Search for the word "Surround" in the entries. Each line that holds it should be copied.
--- Supplied information Enclosed Below ---
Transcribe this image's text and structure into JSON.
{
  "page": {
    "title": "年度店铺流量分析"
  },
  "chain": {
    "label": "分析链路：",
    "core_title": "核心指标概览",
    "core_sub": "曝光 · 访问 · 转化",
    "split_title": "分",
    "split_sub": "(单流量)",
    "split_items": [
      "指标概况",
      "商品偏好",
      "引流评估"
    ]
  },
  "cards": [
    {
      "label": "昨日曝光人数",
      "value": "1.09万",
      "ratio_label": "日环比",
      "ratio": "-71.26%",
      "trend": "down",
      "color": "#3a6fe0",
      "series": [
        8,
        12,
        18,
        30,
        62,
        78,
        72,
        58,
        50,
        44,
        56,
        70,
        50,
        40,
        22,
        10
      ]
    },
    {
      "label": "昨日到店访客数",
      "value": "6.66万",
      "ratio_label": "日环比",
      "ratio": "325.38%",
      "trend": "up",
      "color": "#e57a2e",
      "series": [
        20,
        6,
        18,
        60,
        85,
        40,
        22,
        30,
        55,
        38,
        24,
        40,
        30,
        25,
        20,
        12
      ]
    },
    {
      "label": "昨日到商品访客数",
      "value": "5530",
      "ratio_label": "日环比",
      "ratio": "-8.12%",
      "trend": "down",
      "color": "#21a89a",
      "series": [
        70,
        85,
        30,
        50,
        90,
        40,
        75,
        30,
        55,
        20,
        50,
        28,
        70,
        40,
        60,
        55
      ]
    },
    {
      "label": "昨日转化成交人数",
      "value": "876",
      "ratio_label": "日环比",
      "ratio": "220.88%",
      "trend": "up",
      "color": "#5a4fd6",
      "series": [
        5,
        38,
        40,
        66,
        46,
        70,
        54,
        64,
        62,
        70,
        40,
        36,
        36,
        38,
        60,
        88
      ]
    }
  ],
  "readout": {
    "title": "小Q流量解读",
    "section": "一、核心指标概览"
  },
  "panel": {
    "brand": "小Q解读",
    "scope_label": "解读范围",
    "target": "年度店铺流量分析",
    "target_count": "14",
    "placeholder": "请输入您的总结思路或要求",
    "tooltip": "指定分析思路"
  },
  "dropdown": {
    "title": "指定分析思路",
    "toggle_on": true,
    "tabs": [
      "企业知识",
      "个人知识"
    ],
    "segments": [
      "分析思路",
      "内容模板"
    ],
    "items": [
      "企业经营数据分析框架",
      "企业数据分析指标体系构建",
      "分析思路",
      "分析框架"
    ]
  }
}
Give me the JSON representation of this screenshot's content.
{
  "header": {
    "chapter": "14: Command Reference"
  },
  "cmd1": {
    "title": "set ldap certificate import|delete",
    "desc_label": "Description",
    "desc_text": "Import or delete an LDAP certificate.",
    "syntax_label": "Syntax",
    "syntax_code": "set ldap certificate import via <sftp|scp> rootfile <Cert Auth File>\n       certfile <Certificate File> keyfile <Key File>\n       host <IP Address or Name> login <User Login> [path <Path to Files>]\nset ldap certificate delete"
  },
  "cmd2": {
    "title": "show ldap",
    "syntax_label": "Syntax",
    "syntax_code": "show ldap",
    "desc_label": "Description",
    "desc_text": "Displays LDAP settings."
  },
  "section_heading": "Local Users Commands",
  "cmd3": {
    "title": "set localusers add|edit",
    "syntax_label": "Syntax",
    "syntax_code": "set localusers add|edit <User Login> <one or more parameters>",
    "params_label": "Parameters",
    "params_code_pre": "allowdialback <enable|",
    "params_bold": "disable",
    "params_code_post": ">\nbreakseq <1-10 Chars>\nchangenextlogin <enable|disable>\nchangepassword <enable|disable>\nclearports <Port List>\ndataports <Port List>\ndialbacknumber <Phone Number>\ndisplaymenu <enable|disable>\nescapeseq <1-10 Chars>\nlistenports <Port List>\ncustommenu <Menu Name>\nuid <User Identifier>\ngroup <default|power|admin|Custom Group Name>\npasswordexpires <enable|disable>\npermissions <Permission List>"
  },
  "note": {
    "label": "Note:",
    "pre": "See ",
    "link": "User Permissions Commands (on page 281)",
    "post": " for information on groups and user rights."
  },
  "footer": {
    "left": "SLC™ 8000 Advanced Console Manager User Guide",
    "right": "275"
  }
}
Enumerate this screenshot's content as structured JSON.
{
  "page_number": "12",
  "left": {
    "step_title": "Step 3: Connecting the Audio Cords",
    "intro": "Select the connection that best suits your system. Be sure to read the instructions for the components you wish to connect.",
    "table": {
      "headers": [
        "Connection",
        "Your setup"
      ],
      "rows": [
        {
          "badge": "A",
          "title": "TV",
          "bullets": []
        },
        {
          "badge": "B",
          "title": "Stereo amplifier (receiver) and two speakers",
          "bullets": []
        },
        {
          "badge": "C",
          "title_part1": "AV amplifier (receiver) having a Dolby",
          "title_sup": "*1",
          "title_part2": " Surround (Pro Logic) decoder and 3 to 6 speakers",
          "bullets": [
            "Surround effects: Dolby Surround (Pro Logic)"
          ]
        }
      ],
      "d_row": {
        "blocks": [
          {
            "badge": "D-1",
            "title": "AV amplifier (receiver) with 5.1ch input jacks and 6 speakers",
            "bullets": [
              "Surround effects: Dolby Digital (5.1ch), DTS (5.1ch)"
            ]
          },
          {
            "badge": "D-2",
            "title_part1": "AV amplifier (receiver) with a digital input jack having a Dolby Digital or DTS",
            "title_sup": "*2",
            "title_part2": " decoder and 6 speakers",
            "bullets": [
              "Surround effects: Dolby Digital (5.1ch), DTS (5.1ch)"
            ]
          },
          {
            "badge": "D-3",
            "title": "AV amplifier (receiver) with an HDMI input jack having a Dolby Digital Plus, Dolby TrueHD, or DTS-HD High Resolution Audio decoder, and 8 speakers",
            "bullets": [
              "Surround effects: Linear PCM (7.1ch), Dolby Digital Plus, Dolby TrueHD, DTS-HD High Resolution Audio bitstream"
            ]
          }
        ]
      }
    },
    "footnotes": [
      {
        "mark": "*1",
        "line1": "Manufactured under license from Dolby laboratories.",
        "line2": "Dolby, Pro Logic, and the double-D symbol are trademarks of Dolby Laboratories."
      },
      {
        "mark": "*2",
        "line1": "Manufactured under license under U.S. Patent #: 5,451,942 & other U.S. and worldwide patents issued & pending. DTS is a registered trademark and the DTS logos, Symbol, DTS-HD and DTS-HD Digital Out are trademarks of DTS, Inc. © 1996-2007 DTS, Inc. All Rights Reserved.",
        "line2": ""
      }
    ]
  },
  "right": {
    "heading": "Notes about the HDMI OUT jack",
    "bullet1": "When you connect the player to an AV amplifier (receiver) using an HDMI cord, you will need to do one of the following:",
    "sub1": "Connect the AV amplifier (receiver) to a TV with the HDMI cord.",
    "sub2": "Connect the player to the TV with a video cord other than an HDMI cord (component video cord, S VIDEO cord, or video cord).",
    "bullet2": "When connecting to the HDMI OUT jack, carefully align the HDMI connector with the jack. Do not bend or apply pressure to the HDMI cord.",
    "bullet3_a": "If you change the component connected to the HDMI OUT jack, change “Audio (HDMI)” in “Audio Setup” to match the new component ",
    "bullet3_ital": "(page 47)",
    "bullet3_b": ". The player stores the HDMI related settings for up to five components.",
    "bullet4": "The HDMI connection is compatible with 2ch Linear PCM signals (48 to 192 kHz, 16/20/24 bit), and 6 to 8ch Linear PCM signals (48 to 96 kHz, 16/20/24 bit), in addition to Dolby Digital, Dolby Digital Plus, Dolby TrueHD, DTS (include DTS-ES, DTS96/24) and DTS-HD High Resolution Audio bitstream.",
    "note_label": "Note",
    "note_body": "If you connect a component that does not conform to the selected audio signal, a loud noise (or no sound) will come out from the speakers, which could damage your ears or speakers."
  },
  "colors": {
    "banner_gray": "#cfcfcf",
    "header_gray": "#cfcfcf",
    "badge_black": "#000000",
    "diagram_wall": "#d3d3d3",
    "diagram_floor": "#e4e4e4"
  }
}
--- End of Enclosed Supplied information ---
■ Exercise answer
          "title_part2": " Surround (Pro Logic) decoder and 3 to 6 speakers",
            "Surround effects: Dolby Surround (Pro Logic)"
              "Surround effects: Dolby Digital (5.1ch), DTS (5.1ch)"
              "Surround effects: Dolby Digital (5.1ch), DTS (5.1ch)"
              "Surround effects: Linear PCM (7.1ch), Dolby Digital Plus, Dolby TrueHD, DTS-HD High Resolution Audio bitstream"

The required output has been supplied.